The underlying claim involved a wrongful death claim wherein the descendent fell through a door and down a flight of stairs at premises leased to a laundramat. By way of background, the plaintiff leased space in a building it owned to Today’s Laundromat, Inc. In accordance with the lease, Today’s Laundromat obtained comprehensive general liability insurance from United National Specialty Insurance, naming plaintiff as an additional insured. However, during the course of the original lease with plaintiff, Today’s Laundromat assigned its lease to New Today’s Laundromat, Inc. Harleysville Insurance issued a commercial general liability policy to New Today’s, also naming plaintiff as an additional insured.
The accident for which plaintiff sought coverage occurred during the terms of both the United and Harleysville policies. When the decedent’s estate commenced an action to recover damages for personal injuries, plaintiff requested that United defend and indemnify it. In its notice of claim, plaintiff informed United that the allegedly defective door which caused the decedent’s accident had been installed by United’s named insured, Today’s Laundromat. Approximately 49 days after receiving plaintiff’s notice of claim, United disclaimed coverage to its putative additional insured on a variety of bases.
Plaintiff then commenced a declaratory judgment action. Harleysville agreed to defend and indemnify plaintiff but cross-moved for summary judgment declaring that United was obligated to contribute equally to plaintiff’s defense. Harleysville brought an appeal after the Supreme Court denied it’s cross-motion.
The Appellate Division found Harleysville made a prima facie showing that United was obligated to contribute equally to plaintiff’s defense pursuant to the additional insured endorsement in United’s general liability policy. Specifically, section 1(b) of the endorsement provided that: “If liability or damage is imposed or sought to be imposed on the additional insured because of: . . . Its acts or omissions and those of the named insured, as to the defense of the additional insured, this insurance will act as coinsurance with any other insurance available to the additional insured, in proportion to the limits of liability of all involved policies.”

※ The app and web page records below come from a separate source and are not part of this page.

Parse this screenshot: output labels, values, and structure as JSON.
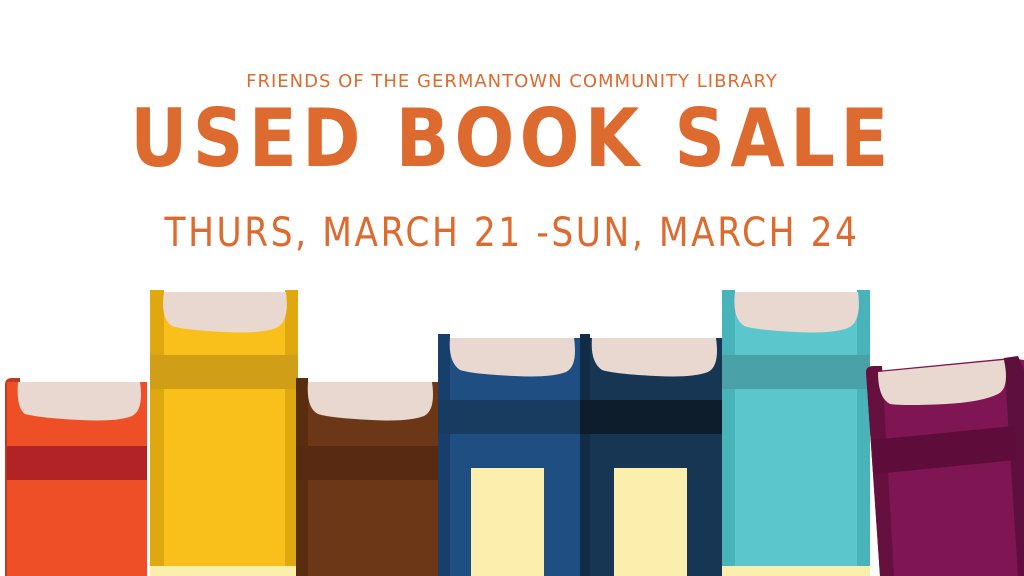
{
  "banner": {
    "organization": "FRIENDS OF THE GERMANTOWN COMMUNITY LIBRARY",
    "headline": "USED BOOK SALE",
    "dates": "THURS, MARCH 21 -SUN, MARCH 24"
  },
  "colors": {
    "text": "#dd6a2e",
    "background": "#ffffff",
    "pages": "#e9d8cf",
    "book_red": "#ef4f26",
    "book_yellow": "#f9bf1b",
    "book_brown": "#6c3716",
    "book_blue": "#1f4e82",
    "book_navy": "#173654",
    "book_teal": "#5cc6cd",
    "book_purple": "#7f1553",
    "label_cream": "#fcefad"
  }
}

Harleysville provided evidence documenting that a claim asserted against the plaintiff was based upon the acts or omissions of Today’s Laudramat, triggering United’s duty to contribute to plaintiff’s defense under the additional insured endorsement.
Additionally, the Court found that contrary to United’s argument, there is no “requirement with respect to a liability policy that an insured have an insurable interest in the covered premises.”
The Appellate Court also rejected United’s contention that disclaimer was appropriate because plaintiff failed to give notice of the claim “as soon as reasonably practicable,” as required by the policy. In countering United’s argument, Harleysville demonstrated that United’s 49-day delay in issuing a notice of disclaimer to plaintiff was unreasonable as a matter of law, and, therefore, United was precluded from disclaiming coverage based on the alleged lateness of the notice of claim.
Special thanks to Joseph Fusco for his contribution.
For more information, contact Denise Fontana Ricci at firstname.lastname@example.org